If you're looking for a full-size keyboard with macOS-compatible software, check out the SteelSeries, but if you want a TKL keyboard to help conserve space, get the Razer.
The best compact mechanical keyboard we've tested under $100 is the Obinslab Anne Pro 2. This wireless keyboard is ideally suited for traveling with your mobile devices due to its connectivity options, but it also makes for an outstanding gaming keyboard with plenty of room for your mouse. You can pair it with up to four devices over Bluetooth, and switching between them is quick and easy.

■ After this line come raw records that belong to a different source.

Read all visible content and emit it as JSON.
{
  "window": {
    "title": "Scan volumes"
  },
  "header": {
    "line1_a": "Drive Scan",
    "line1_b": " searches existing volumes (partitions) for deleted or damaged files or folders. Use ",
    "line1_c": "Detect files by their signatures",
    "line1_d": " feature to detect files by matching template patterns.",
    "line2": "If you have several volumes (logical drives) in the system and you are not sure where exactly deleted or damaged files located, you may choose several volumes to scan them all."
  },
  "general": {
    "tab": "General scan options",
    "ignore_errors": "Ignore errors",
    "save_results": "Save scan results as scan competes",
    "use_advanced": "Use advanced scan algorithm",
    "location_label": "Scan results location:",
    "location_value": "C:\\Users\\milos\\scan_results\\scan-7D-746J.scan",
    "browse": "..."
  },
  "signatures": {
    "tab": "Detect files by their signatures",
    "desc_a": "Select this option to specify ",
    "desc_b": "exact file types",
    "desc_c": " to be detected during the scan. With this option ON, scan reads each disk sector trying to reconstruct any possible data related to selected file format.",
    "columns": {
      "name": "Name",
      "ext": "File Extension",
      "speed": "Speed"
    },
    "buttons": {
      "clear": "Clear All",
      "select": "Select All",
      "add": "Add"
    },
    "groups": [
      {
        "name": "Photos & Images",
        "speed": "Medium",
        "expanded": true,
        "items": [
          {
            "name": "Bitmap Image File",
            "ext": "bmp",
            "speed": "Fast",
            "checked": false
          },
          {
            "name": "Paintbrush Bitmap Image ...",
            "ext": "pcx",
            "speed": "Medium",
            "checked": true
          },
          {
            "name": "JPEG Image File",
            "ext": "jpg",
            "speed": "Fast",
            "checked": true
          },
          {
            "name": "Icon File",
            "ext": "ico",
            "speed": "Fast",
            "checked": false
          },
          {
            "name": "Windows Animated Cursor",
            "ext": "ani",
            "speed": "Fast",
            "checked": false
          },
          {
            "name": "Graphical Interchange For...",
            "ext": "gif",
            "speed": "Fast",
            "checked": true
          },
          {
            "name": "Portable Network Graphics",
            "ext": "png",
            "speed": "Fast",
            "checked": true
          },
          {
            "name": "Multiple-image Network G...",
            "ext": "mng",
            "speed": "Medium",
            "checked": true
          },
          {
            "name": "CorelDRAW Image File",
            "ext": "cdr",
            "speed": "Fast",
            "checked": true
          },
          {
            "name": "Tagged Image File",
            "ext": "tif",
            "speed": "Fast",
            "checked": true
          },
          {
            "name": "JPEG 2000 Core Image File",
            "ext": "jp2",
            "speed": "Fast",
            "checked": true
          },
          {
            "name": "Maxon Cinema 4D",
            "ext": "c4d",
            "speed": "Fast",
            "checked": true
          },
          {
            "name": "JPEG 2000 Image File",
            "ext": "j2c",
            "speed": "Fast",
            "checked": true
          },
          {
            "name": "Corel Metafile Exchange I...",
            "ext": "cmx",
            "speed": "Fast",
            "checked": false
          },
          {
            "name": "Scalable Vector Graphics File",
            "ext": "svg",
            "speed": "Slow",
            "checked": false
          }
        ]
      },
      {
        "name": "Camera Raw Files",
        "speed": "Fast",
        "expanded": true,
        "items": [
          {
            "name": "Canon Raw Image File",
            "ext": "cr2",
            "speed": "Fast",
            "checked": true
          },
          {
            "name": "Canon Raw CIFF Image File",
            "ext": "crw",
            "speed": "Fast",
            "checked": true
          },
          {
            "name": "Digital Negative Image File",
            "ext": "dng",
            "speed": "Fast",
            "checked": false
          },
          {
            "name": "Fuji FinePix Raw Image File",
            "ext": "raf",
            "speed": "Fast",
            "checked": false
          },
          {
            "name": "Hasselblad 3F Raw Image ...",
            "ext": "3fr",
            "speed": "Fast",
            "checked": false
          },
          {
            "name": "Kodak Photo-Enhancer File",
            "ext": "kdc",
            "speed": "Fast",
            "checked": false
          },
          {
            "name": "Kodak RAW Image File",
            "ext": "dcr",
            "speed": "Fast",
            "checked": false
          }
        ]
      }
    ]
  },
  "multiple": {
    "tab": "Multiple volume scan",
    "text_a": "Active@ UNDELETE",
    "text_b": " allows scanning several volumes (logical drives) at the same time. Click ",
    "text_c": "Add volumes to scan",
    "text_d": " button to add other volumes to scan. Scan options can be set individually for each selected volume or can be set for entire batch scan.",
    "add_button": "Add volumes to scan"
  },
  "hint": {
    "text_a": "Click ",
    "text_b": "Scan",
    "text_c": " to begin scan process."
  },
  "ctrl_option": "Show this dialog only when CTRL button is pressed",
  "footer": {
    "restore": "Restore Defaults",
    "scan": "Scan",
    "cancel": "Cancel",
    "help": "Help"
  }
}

It's available in many different types of switches, including Cherry MX, Kailh, and Gateron. Our particular unit used Gateron Brown switches, which had excellent tactile feedback that was smoother and mushier than other Brown switches, resulting in a stable typing experience. The backlighting on the keyboard is outstanding, as it has full RGB lighting that can be customized in the ObinsKit software. The software also allows you to reprogram every key, set macros, and save multiple profiles to the onboard memory.
Unfortunately, due to the keyboard's size being a compact 60%, it completely lacks dedicated arrow keys, media keys, a Windows Lock key, or a Numpad. Furthermore, due to its size and design, the ergonomics are mediocre, and it lacks any incline settings or a palm rest. Also, though it's an excellent mobile and tablet keyboard, it has connectivity issues with Android. However, this is still a remarkable keyboard for gaming and is one of the best mechanical keyboards we've tested.
The best wireless mechanical keyboard under $100 that we've tested is the Corsair K63 Wireless Mechanical Gaming Keyboard. This wireless, TenKeyLess board is an excellent gaming computer that's also quite versatile. You can use it over Bluetooth or its proprietary receiver, which allows you to pair with two devices simultaneously, and you can easily switch between them with a function command. It has blue backlighting, and the brightness is controlled directly on the keyboard.
It uses standard Cherry MX Red switches, which are easy to actuate despite needing a bit of extra force compared to other linear switches. The keys are stable and spaced out at a standard distance, which is very helpful with typing accuracy. Typing doesn't cause any fatigue due to the incline setting, and it's overall a very quiet keyboard when typing, ideal for office environments. It has good software support in the form of iCUE, where you can reprogram keys, set macros, and save profiles.
Unfortunately, since there's no tactile feedback, it's not always clear if a keypress has been registered or not. Build quality is decent at best, with its plastic frame and wrist rest both feeling cheap. Furthermore, there's no onboard memory or cloud support, meaning you'll have to reconfigure your settings if you move to a new computer. Overall, this one of the best gaming keyboards under $100 we've tested.
10/19/2020: Updated text for clarity and structure, no changes in product picks.
06/02/2020: Updated notable mentions to reflect the current market.
Our recommendations above are what we think are currently the best cheap mechanical keyboards for most people. We factor in the price, feedback from our visitors, and availability.
If you would like to do the work of choosing yourself, here is the list of all our keyboard reviews. Be careful not to get too caught up in the details. While no keyboard is perfect for every use, most are good enough to please almost everyone, and the differences are often not noticeable unless you really look for them.